▸ **WORK REQUEST**
Which lines hold the string "JSON"? Copy each of them from the material below.
====
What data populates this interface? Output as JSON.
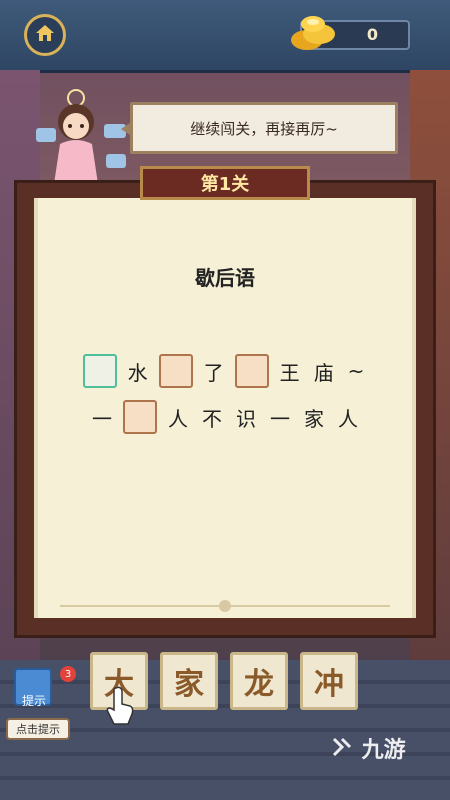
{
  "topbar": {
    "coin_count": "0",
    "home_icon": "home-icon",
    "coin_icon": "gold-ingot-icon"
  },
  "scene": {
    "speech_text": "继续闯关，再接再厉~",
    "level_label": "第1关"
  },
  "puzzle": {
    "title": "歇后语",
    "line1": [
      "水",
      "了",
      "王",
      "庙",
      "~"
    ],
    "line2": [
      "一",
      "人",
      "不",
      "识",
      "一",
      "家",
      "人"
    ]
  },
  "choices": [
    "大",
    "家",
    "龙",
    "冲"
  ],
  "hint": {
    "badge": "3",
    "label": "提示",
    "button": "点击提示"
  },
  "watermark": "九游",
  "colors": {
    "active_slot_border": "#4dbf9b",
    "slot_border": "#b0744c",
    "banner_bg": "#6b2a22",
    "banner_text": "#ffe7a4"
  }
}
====
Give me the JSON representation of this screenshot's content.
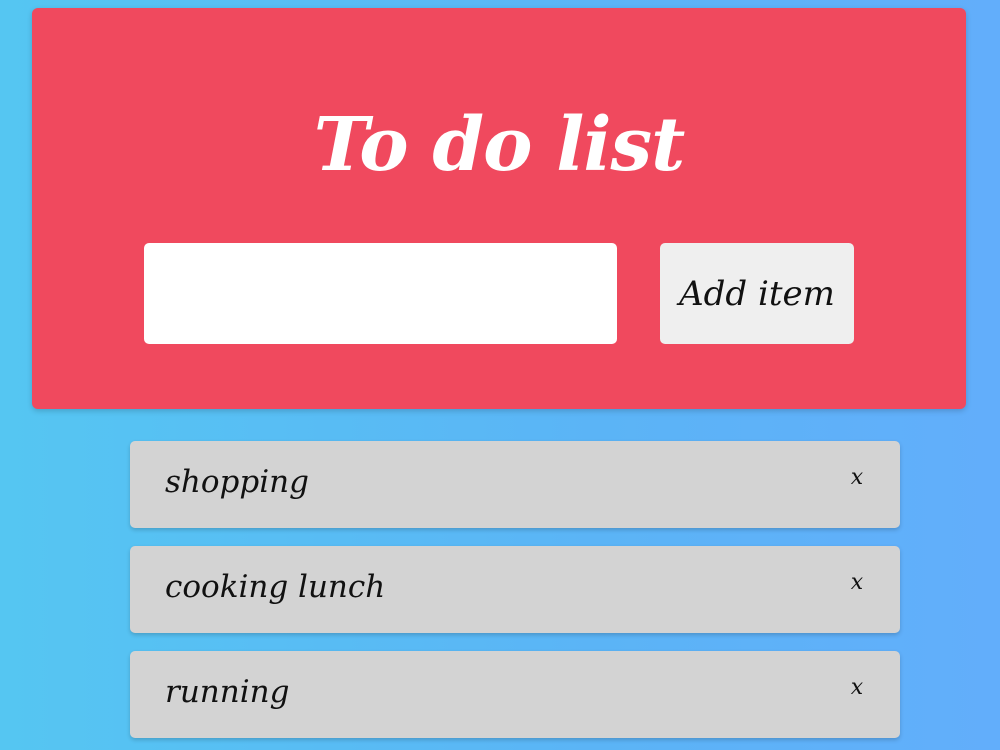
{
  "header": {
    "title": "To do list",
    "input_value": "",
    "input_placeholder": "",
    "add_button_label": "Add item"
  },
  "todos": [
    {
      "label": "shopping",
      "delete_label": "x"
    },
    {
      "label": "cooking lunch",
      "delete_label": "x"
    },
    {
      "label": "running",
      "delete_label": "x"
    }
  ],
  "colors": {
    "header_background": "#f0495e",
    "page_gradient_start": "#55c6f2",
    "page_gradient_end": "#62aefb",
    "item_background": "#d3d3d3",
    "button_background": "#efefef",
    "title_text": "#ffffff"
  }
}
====
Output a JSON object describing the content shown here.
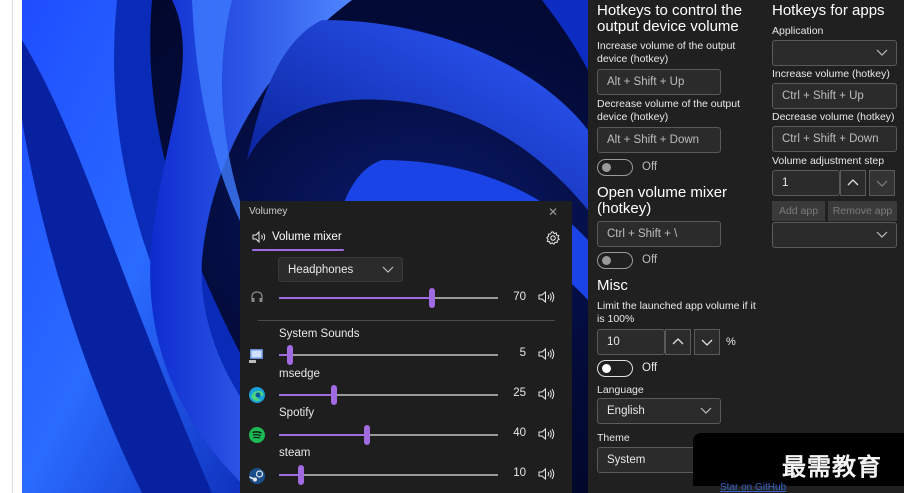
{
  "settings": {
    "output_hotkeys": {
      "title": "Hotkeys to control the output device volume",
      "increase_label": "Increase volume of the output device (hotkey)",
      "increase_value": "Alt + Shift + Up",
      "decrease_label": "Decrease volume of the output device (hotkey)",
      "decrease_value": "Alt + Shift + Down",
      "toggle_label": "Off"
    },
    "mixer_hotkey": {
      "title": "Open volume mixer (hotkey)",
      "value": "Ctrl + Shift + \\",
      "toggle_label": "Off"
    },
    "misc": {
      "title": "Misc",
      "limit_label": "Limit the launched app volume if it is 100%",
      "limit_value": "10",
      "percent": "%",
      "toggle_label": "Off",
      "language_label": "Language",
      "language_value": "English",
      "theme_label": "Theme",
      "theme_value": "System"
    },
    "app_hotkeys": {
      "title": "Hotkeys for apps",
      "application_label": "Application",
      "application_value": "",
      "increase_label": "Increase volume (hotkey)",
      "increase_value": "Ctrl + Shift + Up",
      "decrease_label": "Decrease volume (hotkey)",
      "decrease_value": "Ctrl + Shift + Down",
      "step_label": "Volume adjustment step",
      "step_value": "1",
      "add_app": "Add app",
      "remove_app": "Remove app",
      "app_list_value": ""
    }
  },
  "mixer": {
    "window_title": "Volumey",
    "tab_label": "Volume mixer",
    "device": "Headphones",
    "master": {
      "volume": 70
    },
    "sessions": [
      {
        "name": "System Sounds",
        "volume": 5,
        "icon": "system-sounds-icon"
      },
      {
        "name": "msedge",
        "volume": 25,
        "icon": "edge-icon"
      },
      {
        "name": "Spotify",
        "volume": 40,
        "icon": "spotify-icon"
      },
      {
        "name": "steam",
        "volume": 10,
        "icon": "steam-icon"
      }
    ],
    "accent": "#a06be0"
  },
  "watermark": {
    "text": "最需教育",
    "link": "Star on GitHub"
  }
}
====
▸ **SOLUTION TO THIS PROBLEM**
What data populates this interface? Output as JSON.
Give me the JSON representation of this screenshot's content.
Output a JSON object describing the content shown here.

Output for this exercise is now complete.